[SOURCE RECORDS Boundary: Start]

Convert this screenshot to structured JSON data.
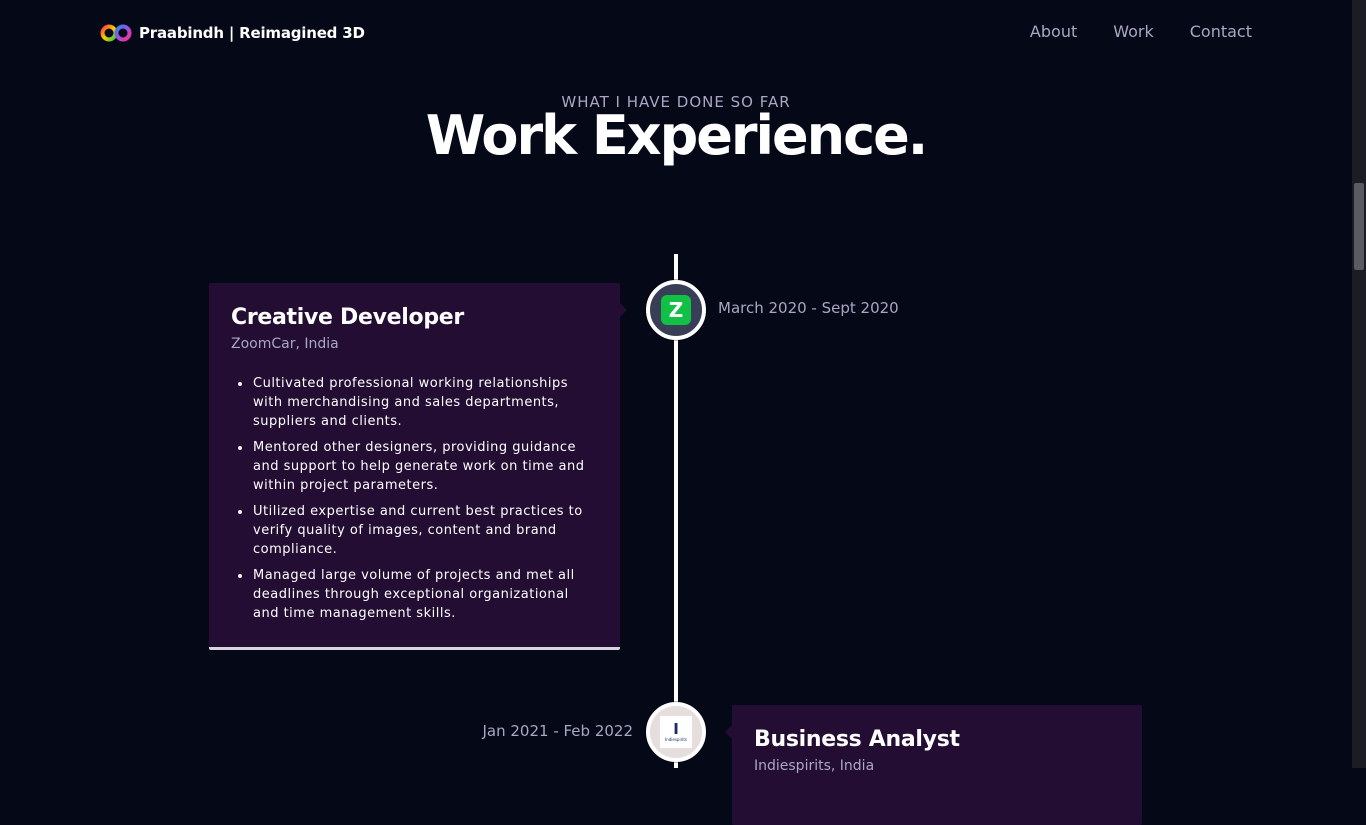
{
  "navbar": {
    "brand": "Praabindh | Reimagined 3D",
    "links": [
      "About",
      "Work",
      "Contact"
    ]
  },
  "section": {
    "subtitle": "WHAT I HAVE DONE SO FAR",
    "title": "Work Experience."
  },
  "experiences": [
    {
      "title": "Creative Developer",
      "company": "ZoomCar, India",
      "date": "March 2020 - Sept 2020",
      "icon": "zoomcar-logo-icon",
      "icon_letter": "Z",
      "points": [
        "Cultivated professional working relationships with merchandising and sales departments, suppliers and clients.",
        "Mentored other designers, providing guidance and support to help generate work on time and within project parameters.",
        "Utilized expertise and current best practices to verify quality of images, content and brand compliance.",
        "Managed large volume of projects and met all deadlines through exceptional organizational and time management skills."
      ]
    },
    {
      "title": "Business Analyst",
      "company": "Indiespirits, India",
      "date": "Jan 2021 - Feb 2022",
      "icon": "indiespirits-logo-icon",
      "icon_letter": "I",
      "icon_word": "Indiespirits"
    }
  ],
  "colors": {
    "background": "#050816",
    "card": "#230d33",
    "secondary_text": "#aaa6c3",
    "zoom_green": "#10c146"
  }
}
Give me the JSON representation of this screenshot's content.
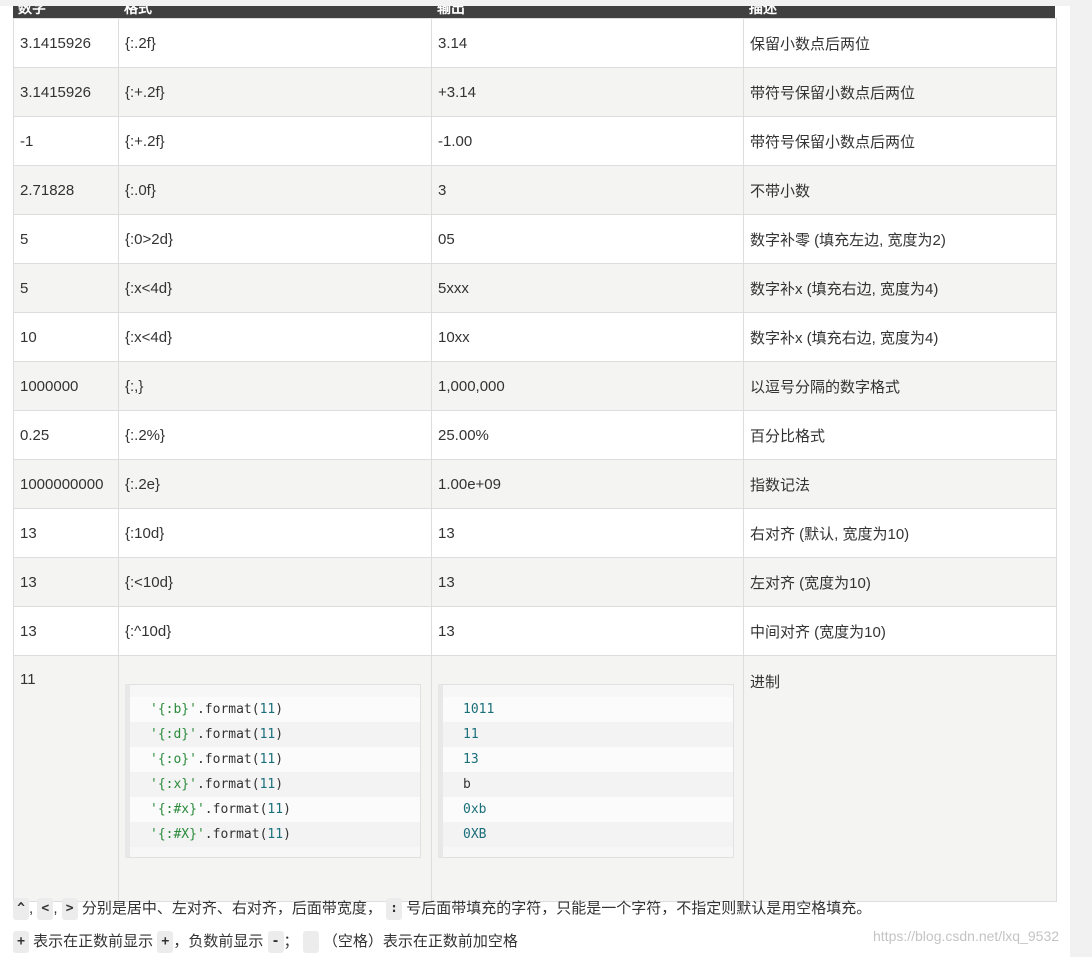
{
  "header": {
    "col1": "数字",
    "col2": "格式",
    "col3": "输出",
    "col4": "描述"
  },
  "rows": [
    {
      "num": "3.1415926",
      "fmt": "{:.2f}",
      "out": "3.14",
      "desc": "保留小数点后两位"
    },
    {
      "num": "3.1415926",
      "fmt": "{:+.2f}",
      "out": "+3.14",
      "desc": "带符号保留小数点后两位"
    },
    {
      "num": "-1",
      "fmt": "{:+.2f}",
      "out": "-1.00",
      "desc": "带符号保留小数点后两位"
    },
    {
      "num": "2.71828",
      "fmt": "{:.0f}",
      "out": "3",
      "desc": "不带小数"
    },
    {
      "num": "5",
      "fmt": "{:0>2d}",
      "out": "05",
      "desc": "数字补零 (填充左边, 宽度为2)"
    },
    {
      "num": "5",
      "fmt": "{:x<4d}",
      "out": "5xxx",
      "desc": "数字补x (填充右边, 宽度为4)"
    },
    {
      "num": "10",
      "fmt": "{:x<4d}",
      "out": "10xx",
      "desc": "数字补x (填充右边, 宽度为4)"
    },
    {
      "num": "1000000",
      "fmt": "{:,}",
      "out": "1,000,000",
      "desc": "以逗号分隔的数字格式"
    },
    {
      "num": "0.25",
      "fmt": "{:.2%}",
      "out": "25.00%",
      "desc": "百分比格式"
    },
    {
      "num": "1000000000",
      "fmt": "{:.2e}",
      "out": "1.00e+09",
      "desc": "指数记法"
    },
    {
      "num": "13",
      "fmt": "{:10d}",
      "out": "        13",
      "desc": "右对齐 (默认, 宽度为10)"
    },
    {
      "num": "13",
      "fmt": "{:<10d}",
      "out": "13",
      "desc": "左对齐 (宽度为10)"
    },
    {
      "num": "13",
      "fmt": "{:^10d}",
      "out": "    13",
      "desc": "中间对齐 (宽度为10)"
    }
  ],
  "base_row": {
    "num": "11",
    "desc": "进制",
    "code": [
      {
        "str": "'{:b}'",
        "method": ".format(",
        "arg": "11",
        "close": ")"
      },
      {
        "str": "'{:d}'",
        "method": ".format(",
        "arg": "11",
        "close": ")"
      },
      {
        "str": "'{:o}'",
        "method": ".format(",
        "arg": "11",
        "close": ")"
      },
      {
        "str": "'{:x}'",
        "method": ".format(",
        "arg": "11",
        "close": ")"
      },
      {
        "str": "'{:#x}'",
        "method": ".format(",
        "arg": "11",
        "close": ")"
      },
      {
        "str": "'{:#X}'",
        "method": ".format(",
        "arg": "11",
        "close": ")"
      }
    ],
    "output": [
      "1011",
      "11",
      "13",
      "b",
      "0xb",
      "0XB"
    ]
  },
  "notes": {
    "line1": {
      "k1": "^",
      "sep1": ", ",
      "k2": "<",
      "sep2": ", ",
      "k3": ">",
      "text1": " 分别是居中、左对齐、右对齐，后面带宽度， ",
      "k4": ":",
      "text2": " 号后面带填充的字符，只能是一个字符，不指定则默认是用空格填充。"
    },
    "line2": {
      "k1": "+",
      "text1": " 表示在正数前显示 ",
      "k2": "+",
      "text2": "，负数前显示 ",
      "k3": "-",
      "text3": "； ",
      "k4": " ",
      "text4": " （空格）表示在正数前加空格"
    }
  },
  "watermark": "https://blog.csdn.net/lxq_9532"
}
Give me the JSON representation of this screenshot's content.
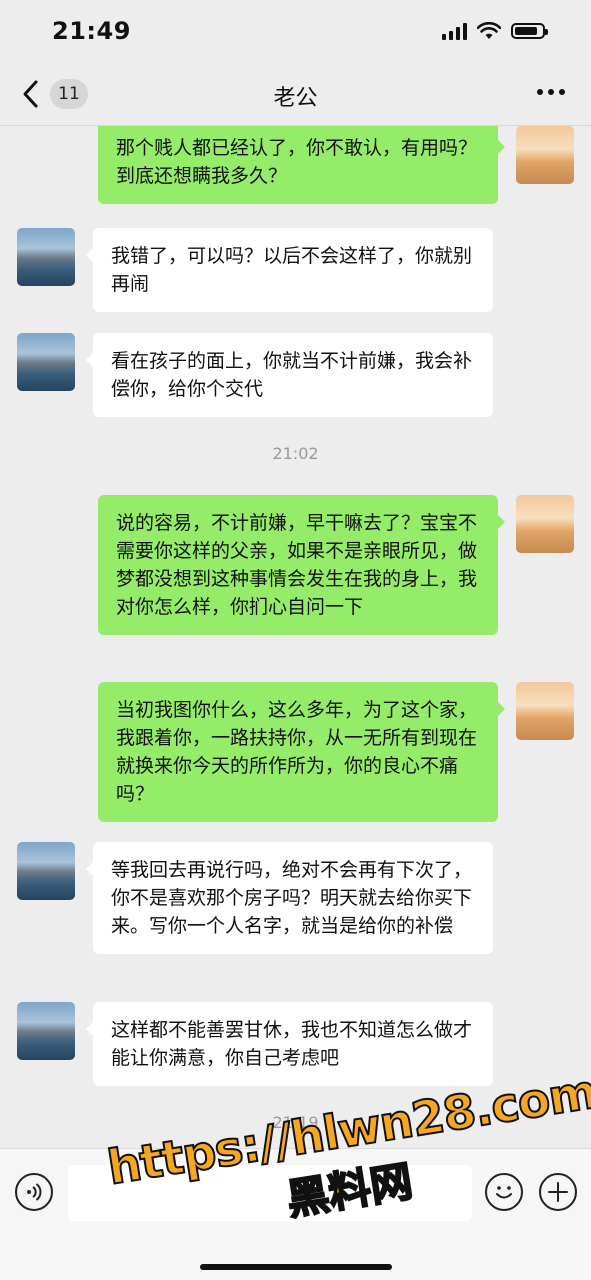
{
  "status_bar": {
    "time": "21:49"
  },
  "nav": {
    "unread_count": "11",
    "title": "老公"
  },
  "messages": [
    {
      "from": "her",
      "text": "那个贱人都已经认了，你不敢认，有用吗？到底还想瞒我多久？"
    },
    {
      "from": "him",
      "text": "我错了，可以吗？以后不会这样了，你就别再闹"
    },
    {
      "from": "him",
      "text": "看在孩子的面上，你就当不计前嫌，我会补偿你，给你个交代"
    },
    {
      "from": "her",
      "text": "说的容易，不计前嫌，早干嘛去了？宝宝不需要你这样的父亲，如果不是亲眼所见，做梦都没想到这种事情会发生在我的身上，我对你怎么样，你扪心自问一下"
    },
    {
      "from": "her",
      "text": "当初我图你什么，这么多年，为了这个家，我跟着你，一路扶持你，从一无所有到现在就换来你今天的所作所为，你的良心不痛吗？"
    },
    {
      "from": "him",
      "text": "等我回去再说行吗，绝对不会再有下次了，你不是喜欢那个房子吗？明天就去给你买下来。写你一个人名字，就当是给你的补偿"
    },
    {
      "from": "him",
      "text": "这样都不能善罢甘休，我也不知道怎么做才能让你满意，你自己考虑吧"
    }
  ],
  "timestamps": [
    "21:02",
    "21:19"
  ],
  "input_bar": {
    "voice_icon": "voice-icon",
    "emoji_icon": "emoji-icon",
    "add_icon": "plus-icon"
  },
  "watermark": {
    "url": "https://hlwn28.com",
    "brand": "黑料网"
  },
  "colors": {
    "outgoing_bubble": "#95ec69",
    "incoming_bubble": "#ffffff",
    "background": "#ededed",
    "watermark": "#f5a623"
  }
}
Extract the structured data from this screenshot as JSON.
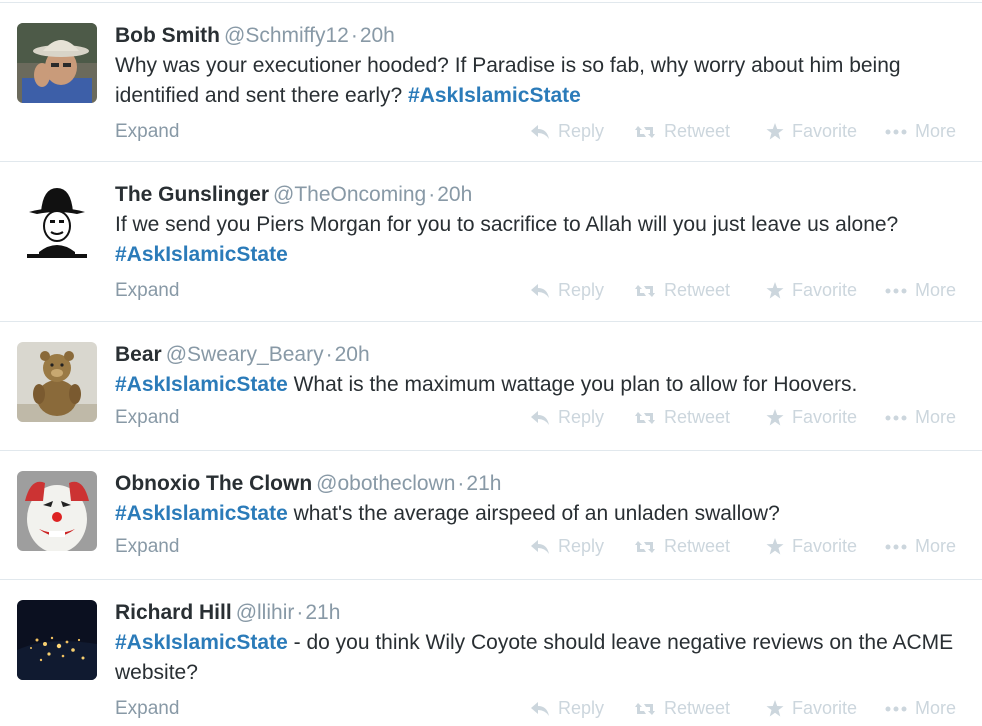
{
  "tweets": [
    {
      "fullname": "Bob Smith",
      "username": "@Schmiffy12",
      "time": "20h",
      "segments": [
        {
          "type": "text",
          "value": "Why was your executioner hooded? If Paradise is so fab, why worry about him being identified and sent there early? "
        },
        {
          "type": "hashtag",
          "value": "#AskIslamicState"
        }
      ]
    },
    {
      "fullname": "The Gunslinger",
      "username": "@TheOncoming",
      "time": "20h",
      "segments": [
        {
          "type": "text",
          "value": "If we send you Piers Morgan for you to sacrifice to Allah will you just leave us alone? "
        },
        {
          "type": "hashtag",
          "value": "#AskIslamicState"
        }
      ]
    },
    {
      "fullname": "Bear",
      "username": "@Sweary_Beary",
      "time": "20h",
      "segments": [
        {
          "type": "hashtag",
          "value": "#AskIslamicState"
        },
        {
          "type": "text",
          "value": " What is the maximum wattage you plan to allow for Hoovers."
        }
      ]
    },
    {
      "fullname": "Obnoxio The Clown",
      "username": "@obotheclown",
      "time": "21h",
      "segments": [
        {
          "type": "hashtag",
          "value": "#AskIslamicState"
        },
        {
          "type": "text",
          "value": " what's the average airspeed of an unladen swallow?"
        }
      ]
    },
    {
      "fullname": "Richard Hill",
      "username": "@llihir",
      "time": "21h",
      "segments": [
        {
          "type": "hashtag",
          "value": "#AskIslamicState"
        },
        {
          "type": "text",
          "value": " - do you think Wily Coyote should leave negative reviews on the ACME website?"
        }
      ]
    }
  ],
  "labels": {
    "expand": "Expand",
    "reply": "Reply",
    "retweet": "Retweet",
    "favorite": "Favorite",
    "more": "More",
    "separator": "·"
  },
  "avatars": [
    "avatar-man-in-hat",
    "avatar-gunslinger",
    "avatar-teddy-bear",
    "avatar-clown",
    "avatar-earth-at-night"
  ],
  "colors": {
    "name": "#292f33",
    "meta": "#8899a6",
    "hashtag": "#2b7bb9",
    "action": "#ccd6dd",
    "divider": "#e1e8ed"
  }
}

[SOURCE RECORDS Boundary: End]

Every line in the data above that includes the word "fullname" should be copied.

      "fullname": "Bob Smith",
      "fullname": "The Gunslinger",
      "fullname": "Bear",
      "fullname": "Obnoxio The Clown",
      "fullname": "Richard Hill",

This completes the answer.